“I wish I hadn’t been,” author M.T. Anderson admits to the crowd of librarians, “So prescient, I mean.” Anderson grinned as he responded to a member of the audience who complimented his 2002 novel, Feed, a science fiction title for young adults that imagines a not-so-distant future in which most people have Internet-like feeds implanted directly into their brains. M.T. Anderson (“Also known as ‘Tobin!’” moderator Sandy Kelly informed session-attendees) a last-minute addition to the conference, enthusiastically sat in as a panel member on the Upper Grades Author Showcase Sunday afternoon. Afterward, he spoke with librarians at the Author Meet & Greet.
Feed, like all of Anderson’s novels, challenges readers to look at the world differently, or to think critically about humans’ interactions with and within society. The text satirically addresses consumerism, reliance on technology, factory farming, and other ills of the modern age. “I loved The Martian Chronicles when I was growing up,” Anderson explained, referring to the Ray Bradbury work. “I think [Bradbury’s] influence is evident in my writing. Yes, it’s science fiction, but it’s symbolically about America.” When I explained that I usually pitch Feed to teachers as “Kurt Vonnegut for iPhone-addicted teenagers,” he smirked. “Absolutely! Bradbury. Vonnegut, too. You can say a lot with satire.”
Anderson grew up in Stow, Massachusetts, and admits that being raised in bucolic New England greatly influences his writing style. “You see that in Octavian Nothing,” he explained. “I don’t know if I would have found that piece of history if I hadn’t grown up here.” His National Book Award-winning The Astonishing Life of Octavian Nothing: Traitor to the Nation tells the story of Octavian, the son of a slave, growing up as an experiment of rational philosophers in Revolutionary War-period Massachusetts. “I saw battle reenactments at the 225th anniversary of the Battle of Old North Bridge, and thought, if I were alive when this happened, it would be my dad fighting.

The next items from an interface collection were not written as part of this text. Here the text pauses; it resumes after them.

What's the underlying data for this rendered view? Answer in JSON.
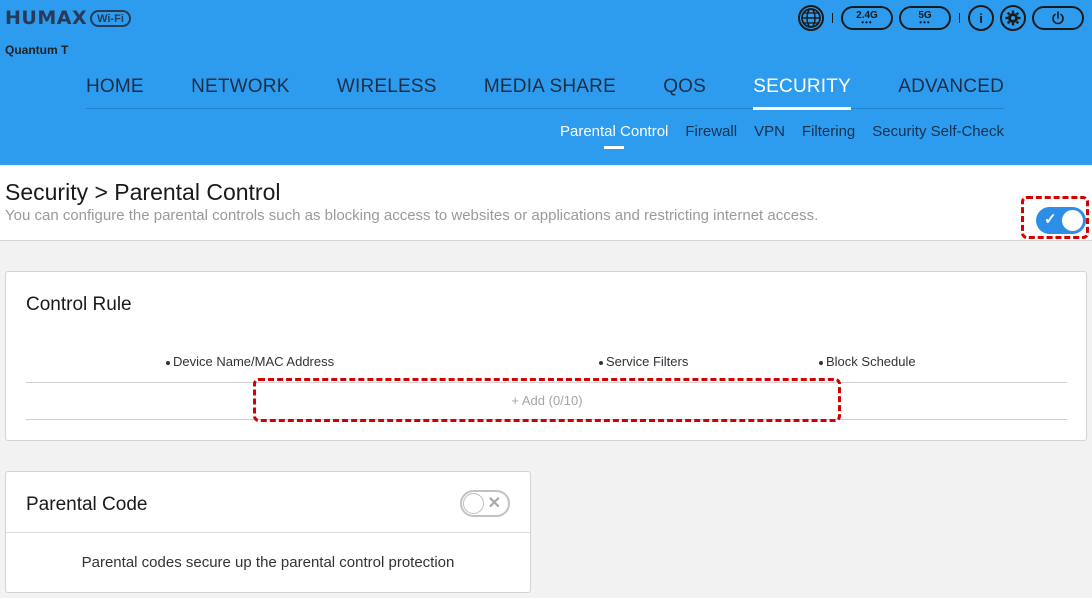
{
  "header": {
    "brand": "HUMAX",
    "wifi_badge": "Wi-Fi",
    "model": "Quantum T",
    "band_24": "2.4G",
    "band_5": "5G",
    "band_dots": "•••",
    "info_glyph": "i",
    "icons": [
      "globe-icon",
      "info-icon",
      "gear-icon",
      "power-icon"
    ]
  },
  "main_nav": [
    {
      "label": "HOME"
    },
    {
      "label": "NETWORK"
    },
    {
      "label": "WIRELESS"
    },
    {
      "label": "MEDIA SHARE"
    },
    {
      "label": "QOS"
    },
    {
      "label": "SECURITY"
    },
    {
      "label": "ADVANCED"
    }
  ],
  "sub_nav": [
    {
      "label": "Parental Control"
    },
    {
      "label": "Firewall"
    },
    {
      "label": "VPN"
    },
    {
      "label": "Filtering"
    },
    {
      "label": "Security Self-Check"
    }
  ],
  "page": {
    "title": "Security > Parental Control",
    "description": "You can configure the parental controls such as blocking access to websites or applications and restricting internet access.",
    "enabled": true
  },
  "control_rule": {
    "title": "Control Rule",
    "columns": [
      "Device Name/MAC Address",
      "Service Filters",
      "Block Schedule"
    ],
    "add_label": "+ Add (0/10)"
  },
  "parental_code": {
    "title": "Parental Code",
    "enabled": false,
    "description": "Parental codes secure up the parental control protection"
  },
  "colors": {
    "header_bg": "#2d9cef",
    "active_toggle": "#2d8ee8",
    "highlight": "#d30000"
  }
}
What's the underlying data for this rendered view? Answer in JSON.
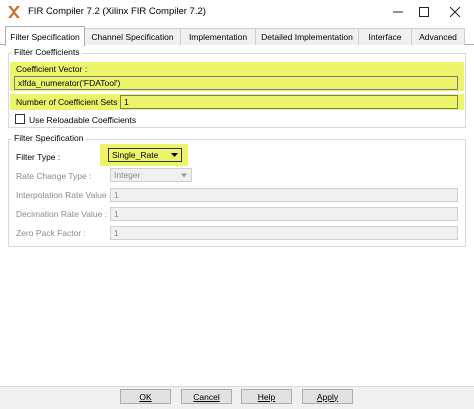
{
  "window": {
    "title": "FIR Compiler 7.2  (Xilinx FIR Compiler 7.2)",
    "minimize_icon": "minimize-icon",
    "maximize_icon": "maximize-icon",
    "close_icon": "close-icon",
    "app_icon": "xilinx-logo-icon"
  },
  "tabs": [
    {
      "label": "Filter Specification",
      "active": true
    },
    {
      "label": "Channel Specification",
      "active": false
    },
    {
      "label": "Implementation",
      "active": false
    },
    {
      "label": "Detailed Implementation",
      "active": false
    },
    {
      "label": "Interface",
      "active": false
    },
    {
      "label": "Advanced",
      "active": false
    }
  ],
  "filter_coefficients": {
    "group_label": "Filter Coefficients",
    "coefficient_vector_label": "Coefficient Vector :",
    "coefficient_vector_value": "xlfda_numerator('FDATool')",
    "num_coefficient_sets_label": "Number of Coefficient Sets :",
    "num_coefficient_sets_value": "1",
    "use_reloadable_label": "Use Reloadable Coefficients",
    "use_reloadable_checked": false
  },
  "filter_specification": {
    "group_label": "Filter Specification",
    "filter_type_label": "Filter Type :",
    "filter_type_value": "Single_Rate",
    "rate_change_type_label": "Rate Change Type :",
    "rate_change_type_value": "Integer",
    "interpolation_rate_label": "Interpolation Rate Value :",
    "interpolation_rate_value": "1",
    "decimation_rate_label": "Decimation Rate Value :",
    "decimation_rate_value": "1",
    "zero_pack_factor_label": "Zero Pack Factor :",
    "zero_pack_factor_value": "1"
  },
  "buttons": {
    "ok": "OK",
    "cancel": "Cancel",
    "help": "Help",
    "apply": "Apply"
  },
  "colors": {
    "highlight": "#ecf56a",
    "disabled_text": "#8a8a8a"
  }
}
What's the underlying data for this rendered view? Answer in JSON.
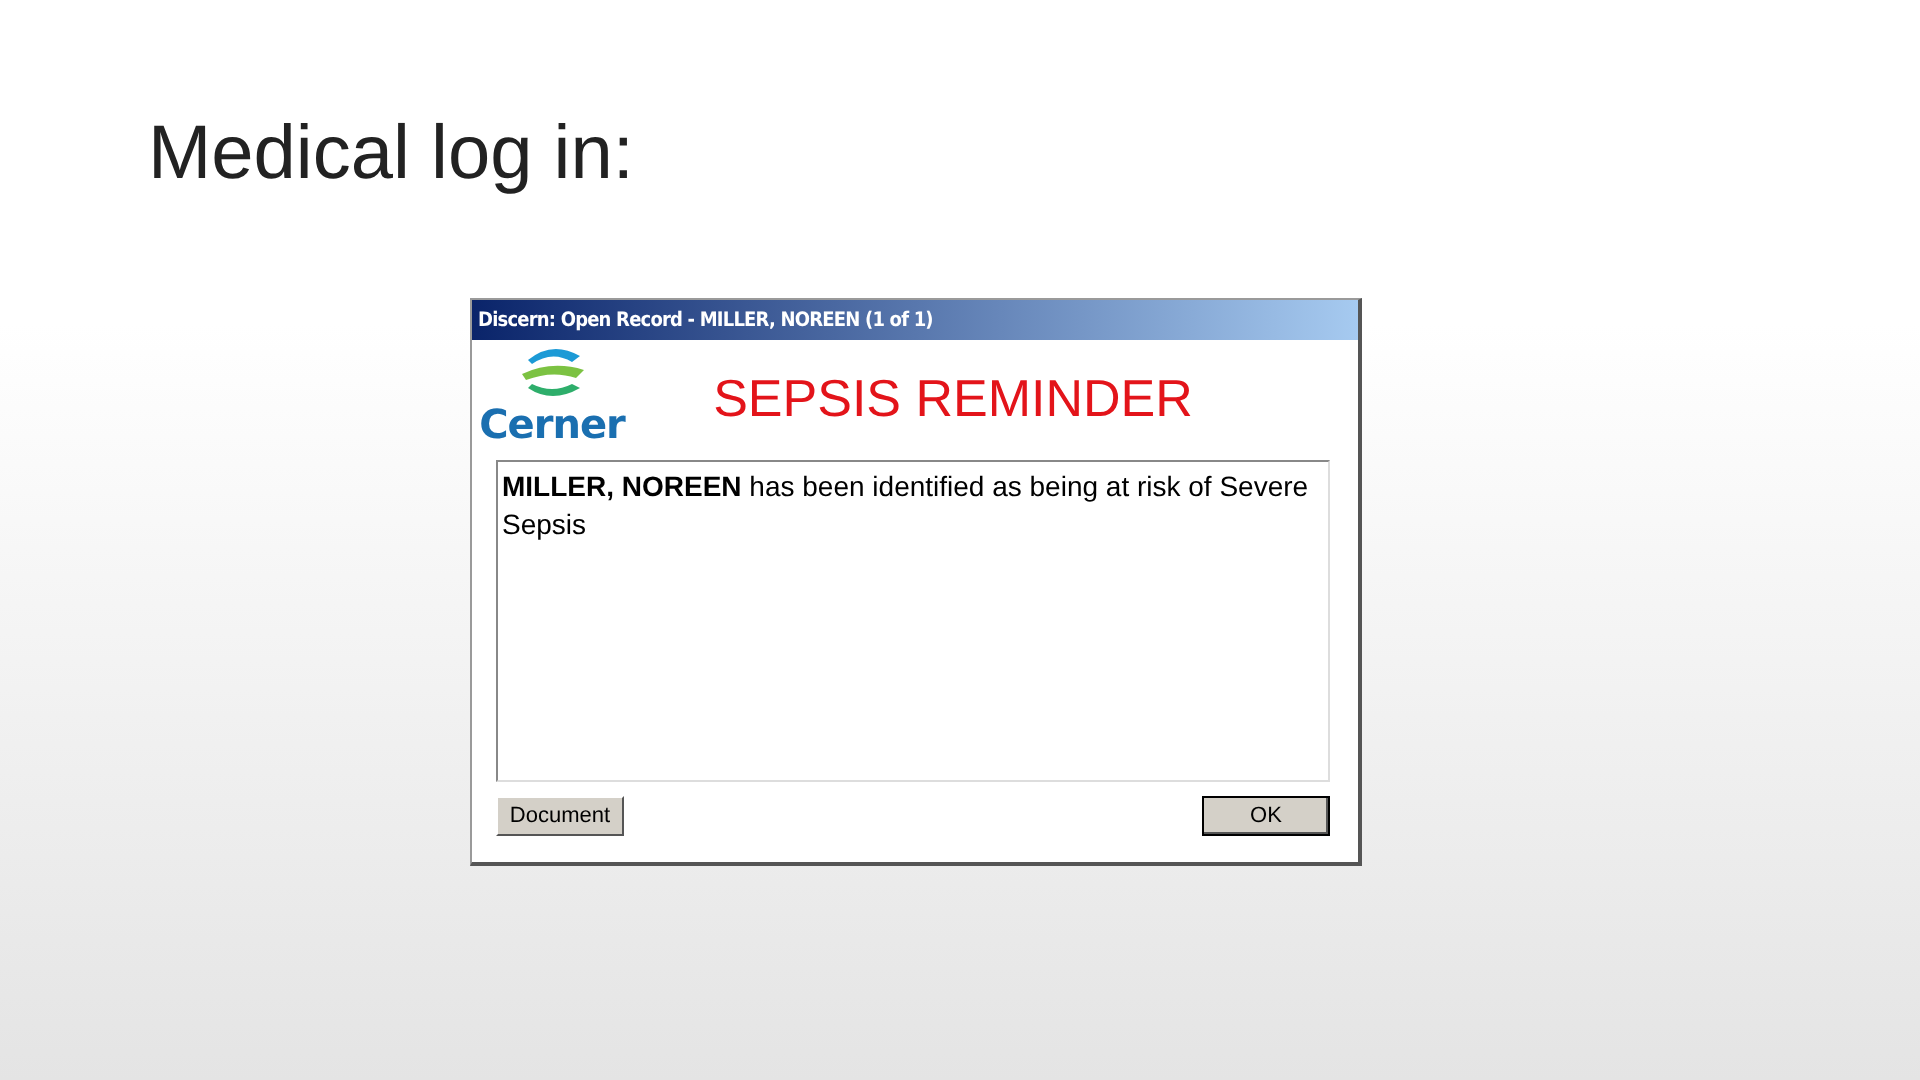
{
  "slide": {
    "title": "Medical log in:"
  },
  "dialog": {
    "title": "Discern: Open Record - MILLER, NOREEN (1 of 1)",
    "logo_text": "Cerner",
    "heading": "SEPSIS REMINDER",
    "message": "**MILLER, NOREEN** has been identified as being at risk of Severe Sepsis",
    "buttons": [
      {
        "label": "Document",
        "default": false
      },
      {
        "label": "OK",
        "default": true
      }
    ]
  }
}
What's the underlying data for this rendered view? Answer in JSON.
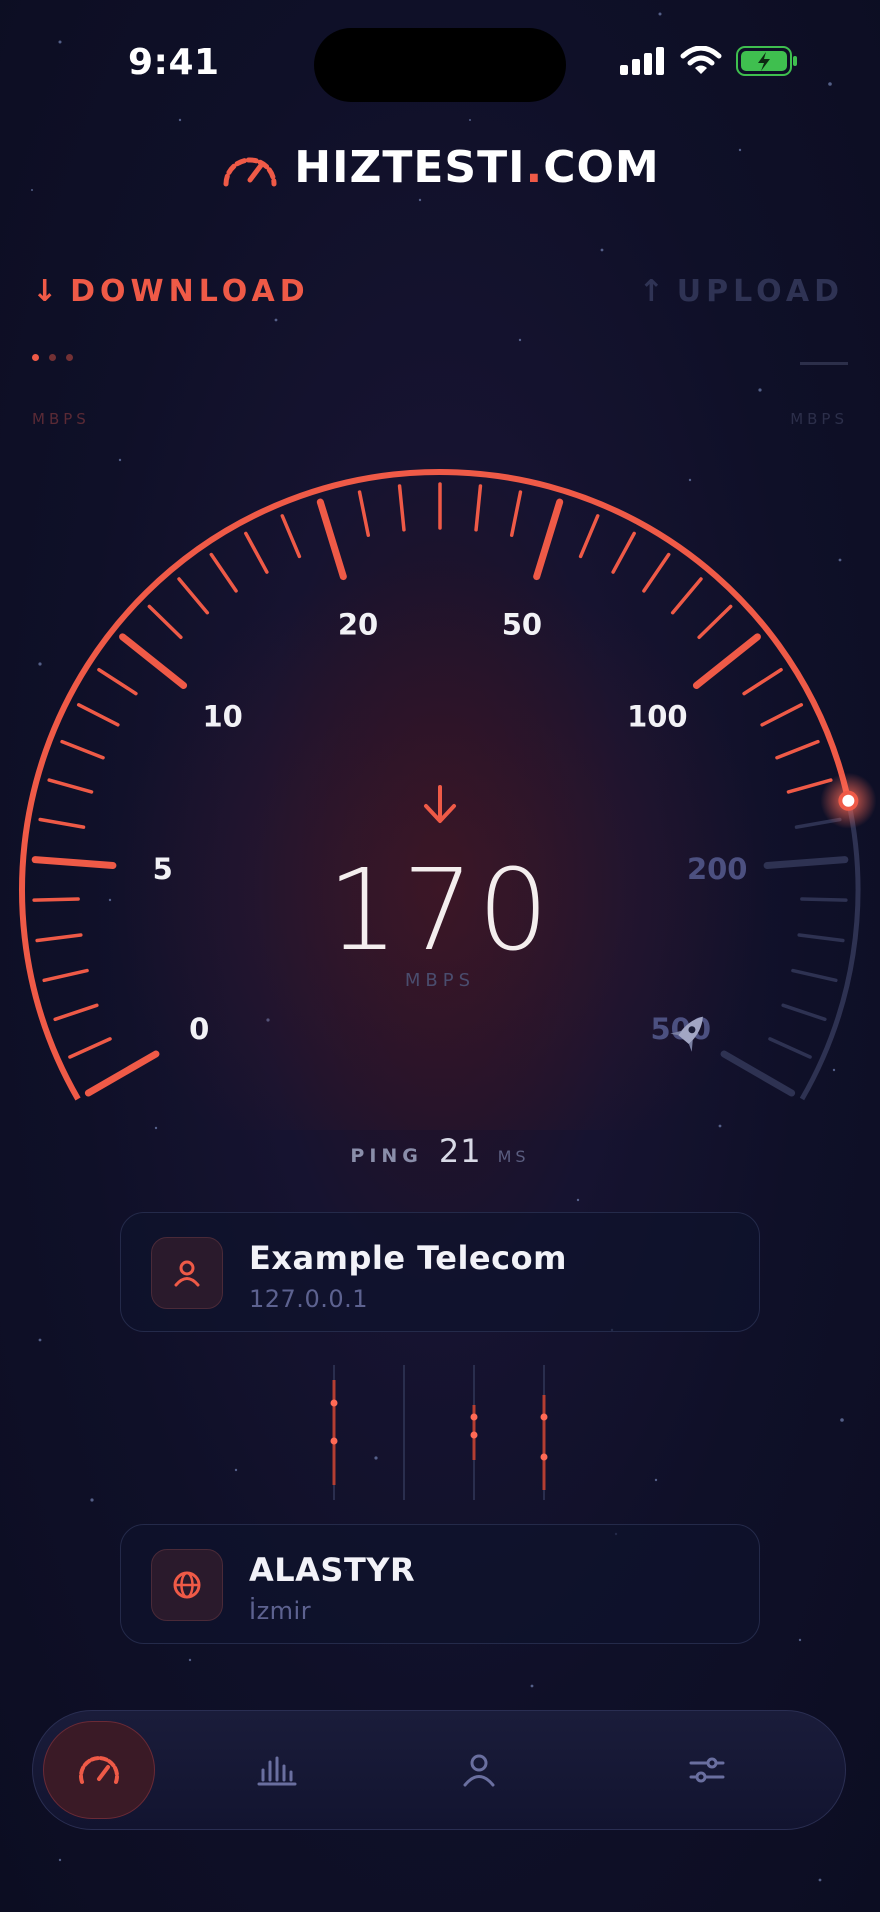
{
  "status_bar": {
    "time": "9:41"
  },
  "brand": {
    "name_main": "HIZTESTI",
    "name_dot": ".",
    "name_tld": "COM"
  },
  "modes": {
    "download_arrow": "↓",
    "download_label": "DOWNLOAD",
    "upload_arrow": "↑",
    "upload_label": "UPLOAD",
    "download_unit": "MBPS",
    "upload_unit": "MBPS"
  },
  "gauge": {
    "scale_labels": [
      "0",
      "5",
      "10",
      "20",
      "50",
      "100",
      "200",
      "500"
    ],
    "current_value": 170,
    "accent_color": "#ef5a47",
    "inactive_color": "#2e3252"
  },
  "speed": {
    "value": "170",
    "unit": "MBPS"
  },
  "ping": {
    "label": "PING",
    "value": "21",
    "unit": "MS"
  },
  "isp_card": {
    "title": "Example Telecom",
    "subtitle": "127.0.0.1",
    "icon": "user-icon"
  },
  "server_card": {
    "title": "ALASTYR",
    "subtitle": "İzmir",
    "icon": "globe-icon"
  },
  "nav": {
    "items": [
      {
        "icon": "speedometer-icon",
        "active": true
      },
      {
        "icon": "bar-chart-icon",
        "active": false
      },
      {
        "icon": "profile-icon",
        "active": false
      },
      {
        "icon": "sliders-icon",
        "active": false
      }
    ]
  }
}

My family. We wouldn’t know who would be victorious. What would that be like? To grow up in that time of uncertainty?”
From science fiction, to historical fiction, Anderson is known for jumping genres. Feed is dystopian sci-fi; The Astonishing Life of Octavian Nothing: Traitor to the Nation duo is historical fiction; and his first novel, Thirsty, is a coming-of-age vampiric horror story. For his next title, Anderson is jumping again—to non-fiction. “This one took years to research. I’m really excited about it,” Anderson explained.
This new book, Symphony for the City of the Dead: Dmitri Shostakovich and the Siege of Leningrad, tells the story of what life was like in Leningrad once it was cut-off from the rest of the world during one of the longest and most brutal military sieges in Western history. “There were roving bands of cannibals. No, really. It was horrific,” Anderson said. The book details how the composer Dmitri Shostakovich endured the siege while composing his Leningrad Symphony, a musical work which became prominent in the eventual Allied victory. He continued, saying “Shostakovich was evacuated. They smuggled his symphony out. It conveyed the horror of Leningrad to detached New Yorkers.”
So why jump to non-fiction rather than write a novel? “This is a case of the true story already being so strange and interesting,” Anderson explained. “It’s full of despair and hope. Why would I fictionalize it?” Symphony for the City of the Dead: Dmitri Shostakovich and the Siege of Leningrad will be published by Random House September 22nd, 2015.
Alana Stern is a Teacher Librarian at Wachusett Regional High School